Co-authors of the paper include Drew Peterson, M.D., Francis Guyette, M.D., M.P.H., Adam Tobias, M.D., M.P.H., Catherine McCarthy, B.S., Scott Harrington, M.D., Theodore Delbridge, M.D., M.P.H., and Donald Yealy, M.D., through the Department of Emergency Medicine, University of Pittsburgh School of Medicine.

The work was funded by National Institutes of Health grants UL1 RR024153 and UL1 TR000005.


Story Source:

The above story is based on materials provided by University of Pittsburgh Schools of the Health Sciences. Note: Materials may be edited for content and length.


Journal Reference:

  1. Drew C. Peterson, Christian Martin-Gill, Francis X. Guyette, Adam Z. Tobias, Catherine E. McCarthy, Scott T. Harrington, Theodore R. Delbridge, Donald M. Yealy. Outcomes of Medical Emergencies on Commercial Airline Flights. New England Journal of Medicine, 2013; 368 (22): 2075 DOI: 10.1056/NEJMoa1212052

Cite This Page:

University of Pittsburgh Schools of the Health Sciences. "'Is there a doctor on board? Travelers play valuable role assisting crew in common medical emergencies on flights." ScienceDaily. ScienceDaily, 29 May 2013. <www.sciencedaily.com/releases/2013/05/130529191043.htm>.
University of Pittsburgh Schools of the Health Sciences. (2013, May 29). 'Is there a doctor on board? Travelers play valuable role assisting crew in common medical emergencies on flights. ScienceDaily. Retrieved November 28, 2014 from www.sciencedaily.com/releases/2013/05/130529191043.htm
University of Pittsburgh Schools of the Health Sciences. "'Is there a doctor on board?
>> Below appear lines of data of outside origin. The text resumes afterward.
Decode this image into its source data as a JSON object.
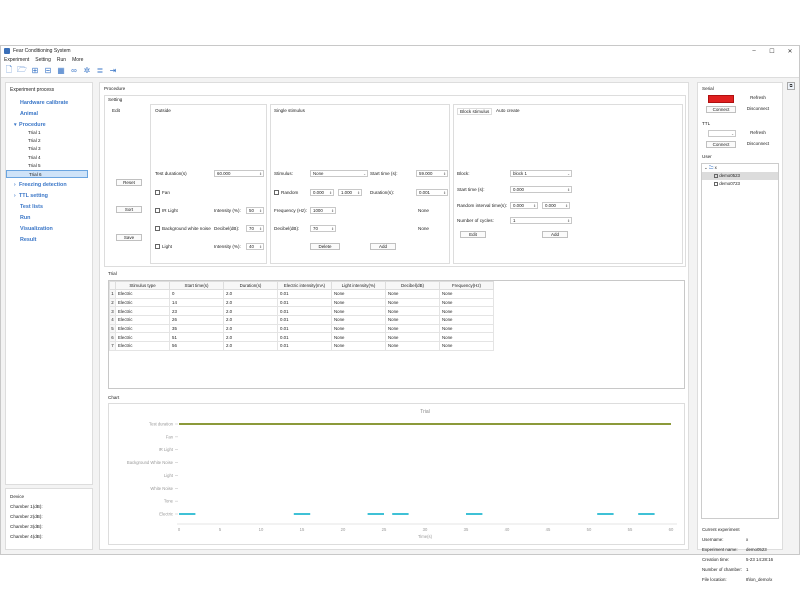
{
  "window": {
    "title": "Fear Conditioning System",
    "controls": [
      "–",
      "☐",
      "✕"
    ]
  },
  "menu": [
    "Experiment",
    "Setting",
    "Run",
    "More"
  ],
  "toolbar_icons": [
    "new-file-icon",
    "open-file-icon",
    "add-file-icon",
    "save-file-icon",
    "table-icon",
    "link-icon",
    "settings-group-icon",
    "stack-icon",
    "export-icon"
  ],
  "left": {
    "header": "Experiment process",
    "nav": [
      {
        "label": "Hardware calibrate",
        "arrow": ""
      },
      {
        "label": "Animal",
        "arrow": ""
      },
      {
        "label": "Procedure",
        "arrow": "▾"
      }
    ],
    "trials": [
      "Trial 1",
      "Trial 2",
      "Trial 3",
      "Trial 4",
      "Trial 5",
      "Trial 6"
    ],
    "selected_trial": 5,
    "nav2": [
      {
        "label": "Freezing detection",
        "arrow": "›"
      },
      {
        "label": "TTL setting",
        "arrow": "›"
      },
      {
        "label": "Test lists",
        "arrow": ""
      },
      {
        "label": "Run",
        "arrow": ""
      },
      {
        "label": "Visualization",
        "arrow": ""
      },
      {
        "label": "Result",
        "arrow": ""
      }
    ]
  },
  "devices": {
    "header": "Device",
    "rows": [
      "Chamber 1(dB):",
      "Chamber 2(dB):",
      "Chamber 3(dB):",
      "Chamber 4(dB):"
    ]
  },
  "procedure": {
    "title": "Procedure",
    "setting_title": "Setting",
    "edit": {
      "title": "Edit",
      "buttons": [
        "Reset",
        "Sort",
        "Save"
      ]
    },
    "outside": {
      "title": "Outside",
      "test_duration_label": "Test duration(s)",
      "test_duration_value": "60.000",
      "fan_label": "Fan",
      "ir_light_label": "IR Light",
      "ir_intensity_label": "Intensity (%):",
      "ir_intensity_value": "50",
      "bwn_label": "Background white noise",
      "db_label": "Decibel(dB):",
      "db_value": "70",
      "light_label": "Light",
      "light_intensity_label": "Intensity (%):",
      "light_intensity_value": "40"
    },
    "single": {
      "title": "Single stimulus",
      "stimulus_label": "Stimulus:",
      "stimulus_value": "None",
      "start_label": "Start time (s):",
      "start_value": "59.000",
      "random_label": "Random",
      "random_a": "0.000",
      "random_b": "1.000",
      "duration_label": "Duration(s):",
      "duration_value": "0.001",
      "freq_label": "Frequency (Hz):",
      "freq_value": "1000",
      "freq_right": "None",
      "db_label": "Decibel(dB):",
      "db_value": "70",
      "db_right": "None",
      "delete_label": "Delete",
      "add_label": "Add"
    },
    "block": {
      "tab1": "Block stimulus",
      "tab2": "Auto create",
      "block_label": "Block:",
      "block_value": "block 1",
      "start_label": "Start time (s):",
      "start_value": "0.000",
      "random_label": "Random interval time(s):",
      "random_a": "0.000",
      "random_b": "0.000",
      "cycles_label": "Number of cycles:",
      "cycles_value": "1",
      "edit_label": "Edit",
      "add_label": "Add"
    }
  },
  "trial_table": {
    "title": "Trial",
    "columns": [
      "Stimulus type",
      "Start time(s)",
      "Duration(s)",
      "Electric intensity(mA)",
      "Light intensity(%)",
      "Decibel(dB)",
      "Frequency(Hz)"
    ],
    "rows": [
      [
        "1",
        "Electric",
        "0",
        "2.0",
        "0.01",
        "None",
        "None",
        "None"
      ],
      [
        "2",
        "Electric",
        "14",
        "2.0",
        "0.01",
        "None",
        "None",
        "None"
      ],
      [
        "3",
        "Electric",
        "23",
        "2.0",
        "0.01",
        "None",
        "None",
        "None"
      ],
      [
        "4",
        "Electric",
        "26",
        "2.0",
        "0.01",
        "None",
        "None",
        "None"
      ],
      [
        "5",
        "Electric",
        "35",
        "2.0",
        "0.01",
        "None",
        "None",
        "None"
      ],
      [
        "6",
        "Electric",
        "51",
        "2.0",
        "0.01",
        "None",
        "None",
        "None"
      ],
      [
        "7",
        "Electric",
        "56",
        "2.0",
        "0.01",
        "None",
        "None",
        "None"
      ]
    ]
  },
  "chart_section": {
    "title": "Chart"
  },
  "chart_data": {
    "type": "timeline",
    "title": "Trial",
    "xlabel": "Time(s)",
    "xlim": [
      0,
      60
    ],
    "xticks": [
      0,
      5,
      10,
      15,
      20,
      25,
      30,
      35,
      40,
      45,
      50,
      55,
      60
    ],
    "categories": [
      "Test duration",
      "Fan",
      "IR Light",
      "Background White Noise",
      "Light",
      "White Noise",
      "Tone",
      "Electric"
    ],
    "series": [
      {
        "category": "Test duration",
        "color": "#8c9a3a",
        "segments": [
          [
            0,
            60
          ]
        ]
      },
      {
        "category": "Electric",
        "color": "#3fc1d6",
        "segments": [
          [
            0,
            2
          ],
          [
            14,
            16
          ],
          [
            23,
            25
          ],
          [
            26,
            28
          ],
          [
            35,
            37
          ],
          [
            51,
            53
          ],
          [
            56,
            58
          ]
        ]
      }
    ]
  },
  "right": {
    "serial_title": "Serial",
    "serial_refresh": "Refresh",
    "serial_connect": "Connect",
    "serial_disconnect": "Disconnect",
    "ttl_title": "TTL",
    "ttl_refresh": "Refresh",
    "ttl_connect": "Connect",
    "ttl_disconnect": "Disconnect",
    "user_title": "User",
    "user_root": "x",
    "users": [
      "demo0523",
      "demo0723"
    ],
    "selected_user": 0,
    "current_title": "Current experiment",
    "current": [
      {
        "k": "Username:",
        "v": "x"
      },
      {
        "k": "Experiment name:",
        "v": "demo0523"
      },
      {
        "k": "Creation time:",
        "v": "5-23 14:28:16"
      },
      {
        "k": "Number of chamber:",
        "v": "1"
      },
      {
        "k": "File location:",
        "v": "8\\lon_demo\\x"
      }
    ]
  },
  "colors": {
    "accent": "#3a76c7",
    "serial_status": "#e02020",
    "selection": "#cfe3f8"
  }
}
Travelers play valuable role assisting crew in common medical emergencies on flights." ScienceDaily. www.sciencedaily.com/releases/2013/05/130529191043.htm (accessed November 28, 2014).
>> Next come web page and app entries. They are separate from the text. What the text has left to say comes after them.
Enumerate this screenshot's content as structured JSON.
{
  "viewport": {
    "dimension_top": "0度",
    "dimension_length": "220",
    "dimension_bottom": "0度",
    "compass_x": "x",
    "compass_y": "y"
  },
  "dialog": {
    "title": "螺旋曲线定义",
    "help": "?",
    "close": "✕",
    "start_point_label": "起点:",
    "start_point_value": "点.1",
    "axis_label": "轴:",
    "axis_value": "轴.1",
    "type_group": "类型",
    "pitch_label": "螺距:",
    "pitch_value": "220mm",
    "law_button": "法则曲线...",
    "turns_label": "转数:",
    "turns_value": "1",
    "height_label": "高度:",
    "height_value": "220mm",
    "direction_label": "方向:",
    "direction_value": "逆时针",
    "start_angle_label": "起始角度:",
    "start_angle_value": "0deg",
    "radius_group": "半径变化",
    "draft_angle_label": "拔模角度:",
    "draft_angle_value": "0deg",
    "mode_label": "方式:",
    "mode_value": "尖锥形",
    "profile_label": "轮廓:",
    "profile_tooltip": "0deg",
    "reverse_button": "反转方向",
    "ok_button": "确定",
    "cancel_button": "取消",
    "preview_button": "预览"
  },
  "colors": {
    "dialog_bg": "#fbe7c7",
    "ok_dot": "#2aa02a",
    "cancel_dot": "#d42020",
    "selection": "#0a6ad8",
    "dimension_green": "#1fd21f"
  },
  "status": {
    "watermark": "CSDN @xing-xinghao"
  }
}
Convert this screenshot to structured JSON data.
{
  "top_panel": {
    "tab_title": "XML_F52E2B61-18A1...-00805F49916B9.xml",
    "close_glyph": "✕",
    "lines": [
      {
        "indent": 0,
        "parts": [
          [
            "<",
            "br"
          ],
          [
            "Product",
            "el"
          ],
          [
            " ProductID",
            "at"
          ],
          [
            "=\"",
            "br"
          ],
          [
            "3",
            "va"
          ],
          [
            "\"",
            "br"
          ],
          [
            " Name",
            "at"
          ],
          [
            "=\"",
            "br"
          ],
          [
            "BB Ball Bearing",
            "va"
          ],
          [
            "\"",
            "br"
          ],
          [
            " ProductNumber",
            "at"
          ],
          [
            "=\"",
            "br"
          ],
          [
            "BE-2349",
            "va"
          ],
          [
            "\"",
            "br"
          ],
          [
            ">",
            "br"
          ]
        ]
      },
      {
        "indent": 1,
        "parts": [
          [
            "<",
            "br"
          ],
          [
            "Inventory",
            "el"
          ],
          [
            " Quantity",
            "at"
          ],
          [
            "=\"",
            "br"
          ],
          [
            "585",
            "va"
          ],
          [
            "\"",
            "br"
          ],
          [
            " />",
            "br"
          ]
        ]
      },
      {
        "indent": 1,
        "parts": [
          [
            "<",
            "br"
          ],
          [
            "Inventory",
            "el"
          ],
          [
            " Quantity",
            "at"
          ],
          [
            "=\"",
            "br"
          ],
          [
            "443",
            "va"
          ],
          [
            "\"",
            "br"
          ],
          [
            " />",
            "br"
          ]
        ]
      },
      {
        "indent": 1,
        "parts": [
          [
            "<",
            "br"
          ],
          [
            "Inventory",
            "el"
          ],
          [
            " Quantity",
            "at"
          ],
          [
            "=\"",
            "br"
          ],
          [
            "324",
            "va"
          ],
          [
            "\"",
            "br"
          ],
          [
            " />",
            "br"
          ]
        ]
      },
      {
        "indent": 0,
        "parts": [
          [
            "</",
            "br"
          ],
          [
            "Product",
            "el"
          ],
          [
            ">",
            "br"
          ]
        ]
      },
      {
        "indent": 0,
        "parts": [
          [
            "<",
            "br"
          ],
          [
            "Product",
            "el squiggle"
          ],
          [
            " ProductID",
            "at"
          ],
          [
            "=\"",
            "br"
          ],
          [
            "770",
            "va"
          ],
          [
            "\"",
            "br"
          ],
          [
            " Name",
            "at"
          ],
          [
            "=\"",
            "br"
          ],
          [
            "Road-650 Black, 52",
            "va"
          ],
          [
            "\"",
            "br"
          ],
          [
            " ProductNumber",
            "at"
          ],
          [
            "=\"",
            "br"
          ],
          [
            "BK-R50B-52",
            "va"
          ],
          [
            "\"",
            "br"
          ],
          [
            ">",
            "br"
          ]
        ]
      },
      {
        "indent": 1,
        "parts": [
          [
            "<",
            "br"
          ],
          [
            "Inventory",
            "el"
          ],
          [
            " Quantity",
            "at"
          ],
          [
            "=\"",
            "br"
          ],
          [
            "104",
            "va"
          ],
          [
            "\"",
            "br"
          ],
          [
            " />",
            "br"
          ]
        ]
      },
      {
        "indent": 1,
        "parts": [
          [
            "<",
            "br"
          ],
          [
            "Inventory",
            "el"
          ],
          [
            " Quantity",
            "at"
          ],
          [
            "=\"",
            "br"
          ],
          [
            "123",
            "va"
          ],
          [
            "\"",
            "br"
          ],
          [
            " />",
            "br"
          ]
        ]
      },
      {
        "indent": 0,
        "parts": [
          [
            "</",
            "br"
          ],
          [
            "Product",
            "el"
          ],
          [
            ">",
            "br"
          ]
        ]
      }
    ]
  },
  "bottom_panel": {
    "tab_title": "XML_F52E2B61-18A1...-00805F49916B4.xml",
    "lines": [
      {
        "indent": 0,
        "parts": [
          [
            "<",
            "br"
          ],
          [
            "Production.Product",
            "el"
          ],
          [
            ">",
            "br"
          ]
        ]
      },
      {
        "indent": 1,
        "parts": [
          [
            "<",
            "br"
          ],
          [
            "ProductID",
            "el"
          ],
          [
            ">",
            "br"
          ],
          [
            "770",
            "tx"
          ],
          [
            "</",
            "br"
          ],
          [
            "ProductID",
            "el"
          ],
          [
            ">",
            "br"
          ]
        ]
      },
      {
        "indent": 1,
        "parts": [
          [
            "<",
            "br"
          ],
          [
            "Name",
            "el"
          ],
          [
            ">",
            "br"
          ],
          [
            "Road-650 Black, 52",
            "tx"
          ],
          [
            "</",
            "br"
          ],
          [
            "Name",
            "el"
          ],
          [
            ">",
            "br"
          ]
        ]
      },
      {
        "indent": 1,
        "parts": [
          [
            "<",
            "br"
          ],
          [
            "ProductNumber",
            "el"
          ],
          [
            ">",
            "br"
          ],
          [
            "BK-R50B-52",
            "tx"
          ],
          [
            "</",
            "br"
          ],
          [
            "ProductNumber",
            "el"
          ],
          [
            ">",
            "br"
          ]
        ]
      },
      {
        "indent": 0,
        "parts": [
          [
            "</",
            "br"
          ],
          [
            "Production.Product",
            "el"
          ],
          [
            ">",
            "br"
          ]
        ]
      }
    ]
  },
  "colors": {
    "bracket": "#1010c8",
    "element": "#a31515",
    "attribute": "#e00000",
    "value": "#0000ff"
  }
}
Share This


More From ScienceDaily



More Health & Medicine News

Friday, November 28, 2014

Featured Research

from universities, journals, and other organizations


Featured Videos

from AP, Reuters, AFP, and other news services

Ebola Leaves Orphans Alone in Sierra Leone

Ebola Leaves Orphans Alone in Sierra Leone

AFP (Nov. 27, 2014) — The Ebola epidemic sweeping Sierra Leone is having a profound effect on the country's children, many of whom have been left without any family members to support them. Duration: 01:02 Video provided by AFP
Powered by NewsLook.com
Experimental Ebola Vaccine Shows Promise In Human Trial

Experimental Ebola Vaccine Shows Promise In Human Trial

Newsy (Nov. 27, 2014) — A recent test of a prototype Ebola vaccine generated an immune response to the disease in subjects. Video provided by Newsy
Powered by NewsLook.com
Pet Dogs to Be Used in Anti-Ageing Trial

Pet Dogs to Be Used in Anti-Ageing Trial

Reuters - Innovations Video Online (Nov. 26, 2014) — Researchers in the United States are preparing to discover whether a drug commonly used in human organ transplants can extend the lifespan and health quality of pet dogs. Video provided by Reuters
Powered by NewsLook.com
Today's Prostheses Are More Capable Than Ever

Today's Prostheses Are More Capable Than Ever

Newsy (Nov. 26, 2014) — Advances in prosthetics are making replacement body parts stronger and more lifelike than they’ve ever been. Video provided by Newsy
Powered by NewsLook.com

Search ScienceDaily

Number of stories in archives: 140,361

Find with keyword(s):
 
Enter a keyword or phrase to search ScienceDaily for related topics and research stories.

Save/Print:
Share:  

Breaking News:

Strange & Offbeat Stories

 

Health & Medicine

Mind & Brain

Living & Well

In Other News

... from NewsDaily.com

Science News

Health News

Environment News

Technology News



Save/Print:
Share:  

Free Subscriptions


Get the latest science news with ScienceDaily's free email newsletters, updated daily and weekly. Or view hourly updated newsfeeds in your RSS reader:

Get Social & Mobile


Keep up to date with the latest news from ScienceDaily via social networks and mobile apps:

Have Feedback?


Tell us what you think of ScienceDaily -- we welcome both positive and negative comments. Have any problems using the site? Questions?
Mobile iPhone Android Web
Follow Facebook Twitter Google+
Subscribe RSS Feeds Email Newsletters
Latest Headlines Health & Medicine Mind & Brain Space & Time Matter & Energy Computers & Math Plants & Animals Earth & Climate Fossils & Ruins